While in the mid 1990s, with China rapidly embracing capitalism, a Maoist insurgency may have seemed an incongruous throwback to the numerous proxy conflicts that had raged throughout the Cold War. Yet in Nepal, the Communist Party of Nepal (Maoist) had never been more relevant.
The cover of Central Asia: A New History from the Imperial Conquests to the Present, with its photo of the massive walls of the Ark Fortress in Bukhara, is something of a bait and switch. The book flies through that period implied by picture: the “imperial conquests” of the subtitle are not those of Genghis Khan or Timur, but rather the later ones by China and Russia: conquests of Central Asia, not by.

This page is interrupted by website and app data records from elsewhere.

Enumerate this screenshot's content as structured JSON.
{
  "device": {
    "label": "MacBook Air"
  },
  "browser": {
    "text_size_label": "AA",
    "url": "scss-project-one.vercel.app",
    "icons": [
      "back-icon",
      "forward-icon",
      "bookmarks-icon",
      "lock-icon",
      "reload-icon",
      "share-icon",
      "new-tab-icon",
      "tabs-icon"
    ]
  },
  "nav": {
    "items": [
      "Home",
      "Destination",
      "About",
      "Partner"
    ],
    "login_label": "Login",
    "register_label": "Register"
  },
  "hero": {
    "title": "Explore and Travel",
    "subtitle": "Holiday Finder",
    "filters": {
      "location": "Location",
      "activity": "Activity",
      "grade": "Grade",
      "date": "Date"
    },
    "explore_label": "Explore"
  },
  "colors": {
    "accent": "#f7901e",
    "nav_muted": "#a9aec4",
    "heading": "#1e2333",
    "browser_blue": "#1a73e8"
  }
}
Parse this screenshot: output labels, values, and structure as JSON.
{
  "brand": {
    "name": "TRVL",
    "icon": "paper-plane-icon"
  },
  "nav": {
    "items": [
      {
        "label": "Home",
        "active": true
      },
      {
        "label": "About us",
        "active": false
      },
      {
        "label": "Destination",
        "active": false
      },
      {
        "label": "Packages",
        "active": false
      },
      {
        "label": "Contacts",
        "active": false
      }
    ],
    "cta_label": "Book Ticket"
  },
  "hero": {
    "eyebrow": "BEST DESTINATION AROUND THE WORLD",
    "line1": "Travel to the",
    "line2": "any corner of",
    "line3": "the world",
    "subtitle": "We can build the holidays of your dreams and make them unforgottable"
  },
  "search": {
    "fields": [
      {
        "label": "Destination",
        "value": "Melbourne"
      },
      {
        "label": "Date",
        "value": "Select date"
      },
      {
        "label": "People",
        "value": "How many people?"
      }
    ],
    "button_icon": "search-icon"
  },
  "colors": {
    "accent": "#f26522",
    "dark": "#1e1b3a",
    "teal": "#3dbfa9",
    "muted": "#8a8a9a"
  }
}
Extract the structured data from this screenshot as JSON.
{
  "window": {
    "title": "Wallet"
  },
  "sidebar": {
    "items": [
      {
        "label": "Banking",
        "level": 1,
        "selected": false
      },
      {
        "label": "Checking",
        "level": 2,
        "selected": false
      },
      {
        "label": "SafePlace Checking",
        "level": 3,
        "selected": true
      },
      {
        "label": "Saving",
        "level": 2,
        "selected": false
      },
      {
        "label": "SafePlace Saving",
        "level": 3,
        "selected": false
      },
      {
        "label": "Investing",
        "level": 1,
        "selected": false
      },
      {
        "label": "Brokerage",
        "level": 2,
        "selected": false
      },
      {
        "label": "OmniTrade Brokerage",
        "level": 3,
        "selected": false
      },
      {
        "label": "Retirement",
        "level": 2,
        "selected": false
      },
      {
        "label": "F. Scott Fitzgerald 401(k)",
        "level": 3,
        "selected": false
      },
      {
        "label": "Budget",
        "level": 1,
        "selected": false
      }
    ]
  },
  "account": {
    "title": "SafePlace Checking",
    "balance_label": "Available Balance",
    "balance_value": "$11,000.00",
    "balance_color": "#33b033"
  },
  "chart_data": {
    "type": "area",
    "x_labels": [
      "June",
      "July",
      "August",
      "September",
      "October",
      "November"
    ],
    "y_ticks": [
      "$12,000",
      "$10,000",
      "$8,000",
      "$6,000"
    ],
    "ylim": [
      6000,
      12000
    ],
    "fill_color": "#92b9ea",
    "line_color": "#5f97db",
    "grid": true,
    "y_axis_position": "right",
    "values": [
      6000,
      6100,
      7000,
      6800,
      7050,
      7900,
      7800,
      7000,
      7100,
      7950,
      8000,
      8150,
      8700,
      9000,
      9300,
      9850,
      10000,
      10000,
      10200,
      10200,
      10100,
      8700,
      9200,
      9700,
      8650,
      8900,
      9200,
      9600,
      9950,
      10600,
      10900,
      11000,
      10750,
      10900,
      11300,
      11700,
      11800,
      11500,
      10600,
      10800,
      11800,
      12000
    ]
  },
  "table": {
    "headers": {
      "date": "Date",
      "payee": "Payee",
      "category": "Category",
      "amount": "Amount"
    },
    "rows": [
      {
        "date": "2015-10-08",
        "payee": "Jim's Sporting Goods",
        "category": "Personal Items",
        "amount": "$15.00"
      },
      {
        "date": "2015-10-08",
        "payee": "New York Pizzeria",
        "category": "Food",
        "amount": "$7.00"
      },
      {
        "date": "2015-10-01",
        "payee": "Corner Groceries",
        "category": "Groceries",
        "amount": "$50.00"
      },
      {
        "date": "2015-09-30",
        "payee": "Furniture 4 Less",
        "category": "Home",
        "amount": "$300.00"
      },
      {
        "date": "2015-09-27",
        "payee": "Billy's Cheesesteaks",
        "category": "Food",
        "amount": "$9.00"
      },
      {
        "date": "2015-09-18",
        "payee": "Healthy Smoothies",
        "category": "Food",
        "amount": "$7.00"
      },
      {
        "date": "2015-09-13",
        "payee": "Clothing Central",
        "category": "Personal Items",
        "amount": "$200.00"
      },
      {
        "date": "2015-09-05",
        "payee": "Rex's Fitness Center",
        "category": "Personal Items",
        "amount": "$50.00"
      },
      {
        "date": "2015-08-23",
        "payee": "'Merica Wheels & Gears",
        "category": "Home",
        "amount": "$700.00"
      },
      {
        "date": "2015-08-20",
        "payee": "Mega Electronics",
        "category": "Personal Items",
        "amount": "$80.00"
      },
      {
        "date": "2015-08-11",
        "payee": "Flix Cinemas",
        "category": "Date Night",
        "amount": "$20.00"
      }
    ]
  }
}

The scene is Turkey in the mid-to-late 70s. A young male college student hops onto a bus. He sits next to a cute female student from his class, but before they can strike up a conversation, they see a right-wing passenger, walk up to another passenger and hit him on the head with a hammer. The young woman screams. The two students get off the bus, only for the female student to call the male student a “disgusting fascist” and leave in anger.
There will, one imagines, be quite a few books written about Hong Kong’s year of protests, from journalistic retellings from the front-lines, memoirs from influential figures, and attempts to tie the protests to a broader “New Cold War” narrative. There have already been a few.
There can be a fun-house mirror quality to the history of Japan’s relations with Russia: the events are recognizable, but come with unexpected bulges and pinches.
Liberal intellectuals, whether in India or writing about India, may not take kindly to Brian A Hatcher’s latest book Hinduism Before Reform. But it is a book that they must read to examine the roots of their attitude towards everything perceived as right-wing Hinduism in India and the Indian diaspora.